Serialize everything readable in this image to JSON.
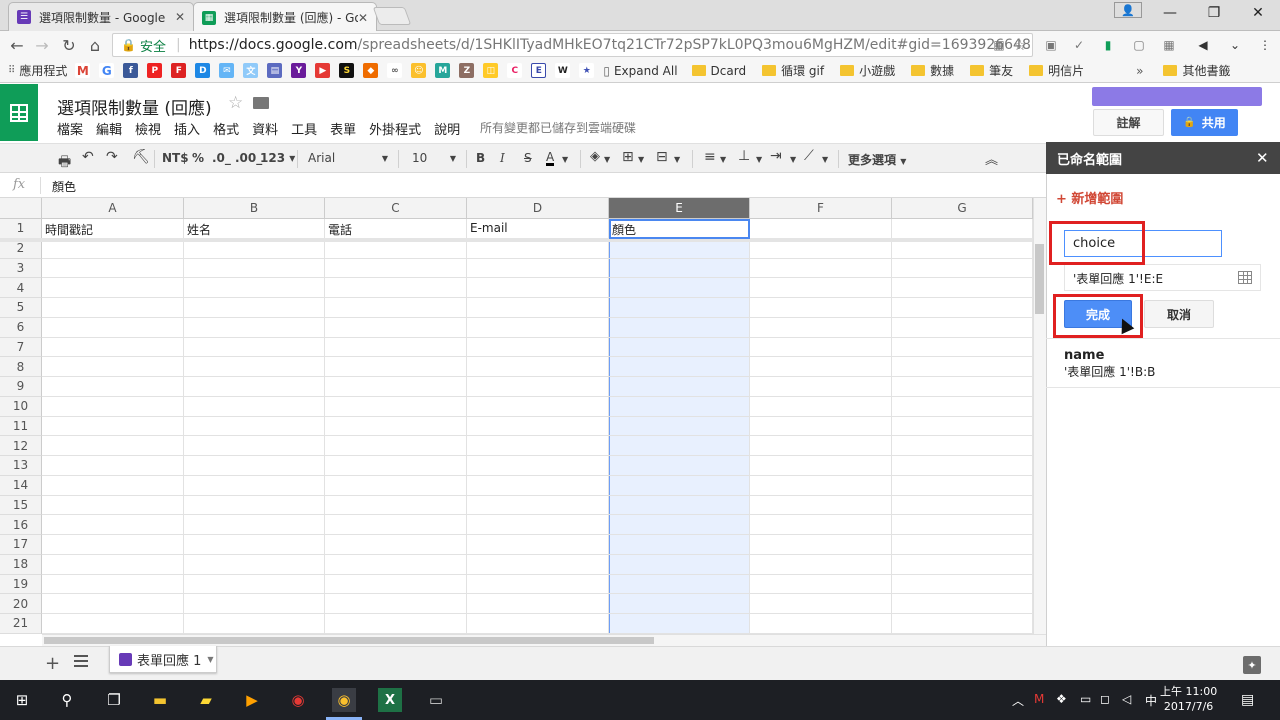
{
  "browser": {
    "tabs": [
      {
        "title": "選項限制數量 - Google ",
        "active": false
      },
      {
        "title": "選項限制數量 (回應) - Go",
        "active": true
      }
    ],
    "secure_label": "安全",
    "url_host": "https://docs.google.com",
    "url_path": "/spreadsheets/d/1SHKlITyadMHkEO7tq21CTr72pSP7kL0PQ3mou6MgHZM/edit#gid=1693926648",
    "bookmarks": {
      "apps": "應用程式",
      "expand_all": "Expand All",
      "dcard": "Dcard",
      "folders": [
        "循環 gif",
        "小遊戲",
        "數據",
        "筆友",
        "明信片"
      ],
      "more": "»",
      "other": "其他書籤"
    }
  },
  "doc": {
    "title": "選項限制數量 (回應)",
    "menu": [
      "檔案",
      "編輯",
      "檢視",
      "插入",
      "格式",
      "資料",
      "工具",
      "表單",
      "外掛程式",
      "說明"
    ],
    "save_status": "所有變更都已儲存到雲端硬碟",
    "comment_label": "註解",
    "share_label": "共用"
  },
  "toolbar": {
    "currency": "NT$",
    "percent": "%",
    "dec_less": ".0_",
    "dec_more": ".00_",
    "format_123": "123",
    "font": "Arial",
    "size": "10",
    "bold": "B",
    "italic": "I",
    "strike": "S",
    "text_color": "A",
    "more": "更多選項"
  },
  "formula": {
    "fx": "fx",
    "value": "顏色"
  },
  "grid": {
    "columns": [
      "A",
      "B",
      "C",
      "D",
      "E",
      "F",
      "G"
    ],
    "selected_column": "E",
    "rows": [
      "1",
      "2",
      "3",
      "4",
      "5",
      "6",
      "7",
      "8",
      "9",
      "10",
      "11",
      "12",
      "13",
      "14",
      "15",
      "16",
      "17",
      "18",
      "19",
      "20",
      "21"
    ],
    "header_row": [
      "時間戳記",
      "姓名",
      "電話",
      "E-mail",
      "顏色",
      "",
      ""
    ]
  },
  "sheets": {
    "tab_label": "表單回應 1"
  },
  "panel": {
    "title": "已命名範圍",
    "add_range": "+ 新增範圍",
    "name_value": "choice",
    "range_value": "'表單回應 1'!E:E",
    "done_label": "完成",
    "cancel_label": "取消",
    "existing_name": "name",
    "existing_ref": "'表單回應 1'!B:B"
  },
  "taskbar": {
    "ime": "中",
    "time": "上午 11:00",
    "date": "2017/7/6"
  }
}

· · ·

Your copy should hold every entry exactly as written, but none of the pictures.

**ANSWER TO THE PROBLEM**
Serialize everything readable in this image to JSON.
{
  "browser": {
    "tabs": [
      {
        "title": "選項限制數量 - Google ",
        "active": false
      },
      {
        "title": "選項限制數量 (回應) - Go",
        "active": true
      }
    ],
    "secure_label": "安全",
    "url_host": "https://docs.google.com",
    "url_path": "/spreadsheets/d/1SHKlITyadMHkEO7tq21CTr72pSP7kL0PQ3mou6MgHZM/edit#gid=1693926648",
    "bookmarks": {
      "apps": "應用程式",
      "expand_all": "Expand All",
      "dcard": "Dcard",
      "folders": [
        "循環 gif",
        "小遊戲",
        "數據",
        "筆友",
        "明信片"
      ],
      "more": "»",
      "other": "其他書籤"
    }
  },
  "doc": {
    "title": "選項限制數量 (回應)",
    "menu": [
      "檔案",
      "編輯",
      "檢視",
      "插入",
      "格式",
      "資料",
      "工具",
      "表單",
      "外掛程式",
      "說明"
    ],
    "save_status": "所有變更都已儲存到雲端硬碟",
    "comment_label": "註解",
    "share_label": "共用"
  },
  "toolbar": {
    "currency": "NT$",
    "percent": "%",
    "dec_less": ".0_",
    "dec_more": ".00_",
    "format_123": "123",
    "font": "Arial",
    "size": "10",
    "bold": "B",
    "italic": "I",
    "strike": "S",
    "text_color": "A",
    "more": "更多選項"
  },
  "formula": {
    "fx": "fx",
    "value": "顏色"
  },
  "grid": {
    "columns": [
      "A",
      "B",
      "C",
      "D",
      "E",
      "F",
      "G"
    ],
    "selected_column": "E",
    "rows": [
      "1",
      "2",
      "3",
      "4",
      "5",
      "6",
      "7",
      "8",
      "9",
      "10",
      "11",
      "12",
      "13",
      "14",
      "15",
      "16",
      "17",
      "18",
      "19",
      "20",
      "21"
    ],
    "header_row": [
      "時間戳記",
      "姓名",
      "電話",
      "E-mail",
      "顏色",
      "",
      ""
    ]
  },
  "sheets": {
    "tab_label": "表單回應 1"
  },
  "panel": {
    "title": "已命名範圍",
    "add_range": "+ 新增範圍",
    "name_value": "choice",
    "range_value": "'表單回應 1'!E:E",
    "done_label": "完成",
    "cancel_label": "取消",
    "existing_name": "name",
    "existing_ref": "'表單回應 1'!B:B"
  },
  "taskbar": {
    "ime": "中",
    "time": "上午 11:00",
    "date": "2017/7/6"
  }
}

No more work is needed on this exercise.